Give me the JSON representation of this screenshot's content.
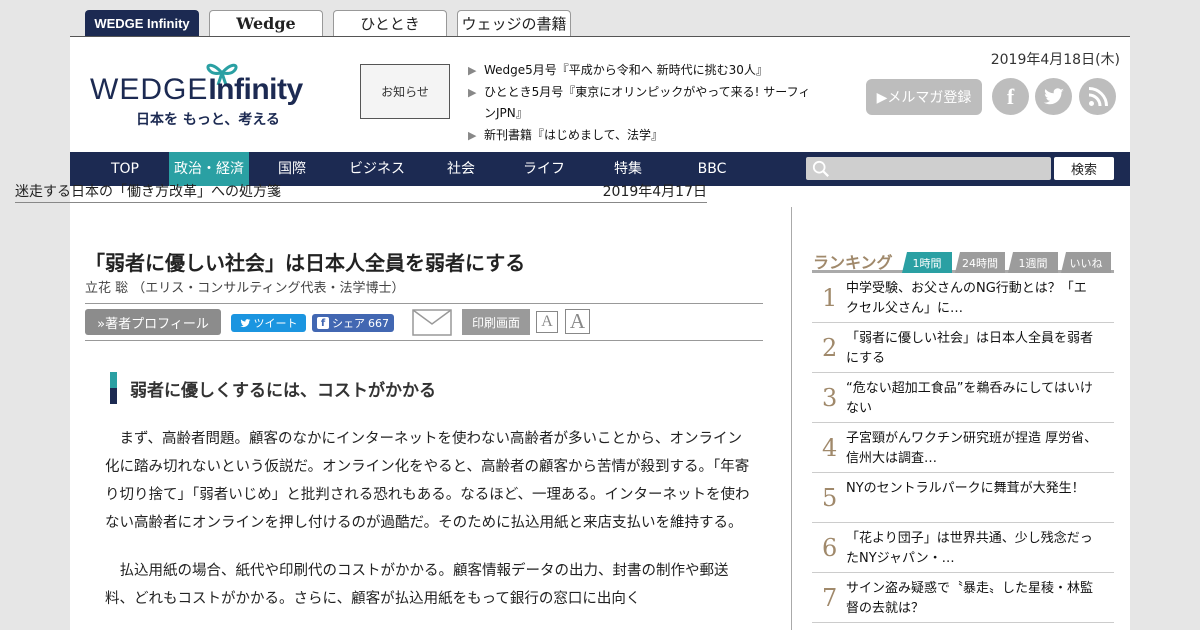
{
  "site_tabs": [
    {
      "label": "WEDGE Infinity"
    },
    {
      "label": "Wedge"
    },
    {
      "label": "ひととき"
    },
    {
      "label": "ウェッジの書籍"
    }
  ],
  "header": {
    "logo_title_a": "WEDGE",
    "logo_title_b": "Infinity",
    "logo_tagline": "日本を もっと、考える",
    "notice_label": "お知らせ",
    "news": [
      "Wedge5月号『平成から令和へ 新時代に挑む30人』",
      "ひととき5月号『東京にオリンピックがやって来る! サーフィンJPN』",
      "新刊書籍『はじめまして、法学』"
    ],
    "date": "2019年4月18日(木)",
    "mailmag_label": "▶メルマガ登録",
    "social": [
      "facebook-icon",
      "twitter-icon",
      "rss-icon"
    ]
  },
  "nav": {
    "items": [
      "TOP",
      "政治・経済",
      "国際",
      "ビジネス",
      "社会",
      "ライフ",
      "特集",
      "BBC"
    ],
    "active_index": 1,
    "search_placeholder": "",
    "search_button": "検索"
  },
  "article": {
    "series": "迷走する日本の「働き方改革」への処方箋",
    "date": "2019年4月17日",
    "title": "「弱者に優しい社会」は日本人全員を弱者にする",
    "author": "立花 聡 （エリス・コンサルティング代表・法学博士）",
    "profile_button": "»著者プロフィール",
    "tweet_label": "ツイート",
    "share_label": "シェア",
    "share_count": "667",
    "print_label": "印刷画面",
    "font_small": "A",
    "font_large": "A",
    "section_heading": "弱者に優しくするには、コストがかかる",
    "paragraphs": [
      "まず、高齢者問題。顧客のなかにインターネットを使わない高齢者が多いことから、オンライン化に踏み切れないという仮説だ。オンライン化をやると、高齢者の顧客から苦情が殺到する。「年寄り切り捨て」「弱者いじめ」と批判される恐れもある。なるほど、一理ある。インターネットを使わない高齢者にオンラインを押し付けるのが過酷だ。そのために払込用紙と来店支払いを維持する。",
      "払込用紙の場合、紙代や印刷代のコストがかかる。顧客情報データの出力、封書の制作や郵送料、どれもコストがかかる。さらに、顧客が払込用紙をもって銀行の窓口に出向く"
    ]
  },
  "ranking": {
    "title": "ランキング",
    "tabs": [
      "1時間",
      "24時間",
      "1週間",
      "いいね"
    ],
    "active_tab": 0,
    "items": [
      {
        "num": "1",
        "text": "中学受験、お父さんのNG行動とは？「エクセル父さん」に…"
      },
      {
        "num": "2",
        "text": "「弱者に優しい社会」は日本人全員を弱者にする"
      },
      {
        "num": "3",
        "text": "“危ない超加工食品”を鵜呑みにしてはいけない"
      },
      {
        "num": "4",
        "text": "子宮頸がんワクチン研究班が捏造 厚労省、信州大は調査…"
      },
      {
        "num": "5",
        "text": "NYのセントラルパークに舞茸が大発生！"
      },
      {
        "num": "6",
        "text": "「花より団子」は世界共通、少し残念だったNYジャパン・…"
      },
      {
        "num": "7",
        "text": "サイン盗み疑惑で〝暴走〟した星稜・林監督の去就は？"
      }
    ]
  },
  "colors": {
    "navy": "#1c2a52",
    "teal": "#2aa0a3",
    "rank_brown": "#a0896b",
    "twitter": "#1b95e0",
    "facebook": "#4267b2"
  }
}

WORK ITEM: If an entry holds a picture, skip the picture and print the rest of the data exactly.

RESPONSE:
Give me the JSON representation of this screenshot's content.
{
  "site_tabs": [
    {
      "label": "WEDGE Infinity"
    },
    {
      "label": "Wedge"
    },
    {
      "label": "ひととき"
    },
    {
      "label": "ウェッジの書籍"
    }
  ],
  "header": {
    "logo_title_a": "WEDGE",
    "logo_title_b": "Infinity",
    "logo_tagline": "日本を もっと、考える",
    "notice_label": "お知らせ",
    "news": [
      "Wedge5月号『平成から令和へ 新時代に挑む30人』",
      "ひととき5月号『東京にオリンピックがやって来る! サーフィンJPN』",
      "新刊書籍『はじめまして、法学』"
    ],
    "date": "2019年4月18日(木)",
    "mailmag_label": "▶メルマガ登録",
    "social": [
      "facebook-icon",
      "twitter-icon",
      "rss-icon"
    ]
  },
  "nav": {
    "items": [
      "TOP",
      "政治・経済",
      "国際",
      "ビジネス",
      "社会",
      "ライフ",
      "特集",
      "BBC"
    ],
    "active_index": 1,
    "search_placeholder": "",
    "search_button": "検索"
  },
  "article": {
    "series": "迷走する日本の「働き方改革」への処方箋",
    "date": "2019年4月17日",
    "title": "「弱者に優しい社会」は日本人全員を弱者にする",
    "author": "立花 聡 （エリス・コンサルティング代表・法学博士）",
    "profile_button": "»著者プロフィール",
    "tweet_label": "ツイート",
    "share_label": "シェア",
    "share_count": "667",
    "print_label": "印刷画面",
    "font_small": "A",
    "font_large": "A",
    "section_heading": "弱者に優しくするには、コストがかかる",
    "paragraphs": [
      "まず、高齢者問題。顧客のなかにインターネットを使わない高齢者が多いことから、オンライン化に踏み切れないという仮説だ。オンライン化をやると、高齢者の顧客から苦情が殺到する。「年寄り切り捨て」「弱者いじめ」と批判される恐れもある。なるほど、一理ある。インターネットを使わない高齢者にオンラインを押し付けるのが過酷だ。そのために払込用紙と来店支払いを維持する。",
      "払込用紙の場合、紙代や印刷代のコストがかかる。顧客情報データの出力、封書の制作や郵送料、どれもコストがかかる。さらに、顧客が払込用紙をもって銀行の窓口に出向く"
    ]
  },
  "ranking": {
    "title": "ランキング",
    "tabs": [
      "1時間",
      "24時間",
      "1週間",
      "いいね"
    ],
    "active_tab": 0,
    "items": [
      {
        "num": "1",
        "text": "中学受験、お父さんのNG行動とは？「エクセル父さん」に…"
      },
      {
        "num": "2",
        "text": "「弱者に優しい社会」は日本人全員を弱者にする"
      },
      {
        "num": "3",
        "text": "“危ない超加工食品”を鵜呑みにしてはいけない"
      },
      {
        "num": "4",
        "text": "子宮頸がんワクチン研究班が捏造 厚労省、信州大は調査…"
      },
      {
        "num": "5",
        "text": "NYのセントラルパークに舞茸が大発生！"
      },
      {
        "num": "6",
        "text": "「花より団子」は世界共通、少し残念だったNYジャパン・…"
      },
      {
        "num": "7",
        "text": "サイン盗み疑惑で〝暴走〟した星稜・林監督の去就は？"
      }
    ]
  },
  "colors": {
    "navy": "#1c2a52",
    "teal": "#2aa0a3",
    "rank_brown": "#a0896b",
    "twitter": "#1b95e0",
    "facebook": "#4267b2"
  }
}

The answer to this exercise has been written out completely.